Task description:
Print the records exactly as they are written.

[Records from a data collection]
#####
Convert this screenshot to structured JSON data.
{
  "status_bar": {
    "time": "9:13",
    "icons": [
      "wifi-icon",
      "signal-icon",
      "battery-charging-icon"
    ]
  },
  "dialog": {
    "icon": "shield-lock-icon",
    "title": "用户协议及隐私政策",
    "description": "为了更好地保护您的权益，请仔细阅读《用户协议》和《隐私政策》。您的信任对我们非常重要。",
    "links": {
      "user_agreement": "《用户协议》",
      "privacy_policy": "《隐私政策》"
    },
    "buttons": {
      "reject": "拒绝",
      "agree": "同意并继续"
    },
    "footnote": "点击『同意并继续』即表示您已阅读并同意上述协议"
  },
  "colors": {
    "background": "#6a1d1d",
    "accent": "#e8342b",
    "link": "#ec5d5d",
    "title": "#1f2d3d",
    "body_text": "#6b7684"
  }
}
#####
Solution:
Convert this screenshot to structured JSON data.
{
  "status_bar": {
    "time": "9:13",
    "icons": [
      "wifi-icon",
      "signal-icon",
      "battery-charging-icon"
    ]
  },
  "dialog": {
    "icon": "shield-lock-icon",
    "title": "用户协议及隐私政策",
    "description": "为了更好地保护您的权益，请仔细阅读《用户协议》和《隐私政策》。您的信任对我们非常重要。",
    "links": {
      "user_agreement": "《用户协议》",
      "privacy_policy": "《隐私政策》"
    },
    "buttons": {
      "reject": "拒绝",
      "agree": "同意并继续"
    },
    "footnote": "点击『同意并继续』即表示您已阅读并同意上述协议"
  },
  "colors": {
    "background": "#6a1d1d",
    "accent": "#e8342b",
    "link": "#ec5d5d",
    "title": "#1f2d3d",
    "body_text": "#6b7684"
  }
}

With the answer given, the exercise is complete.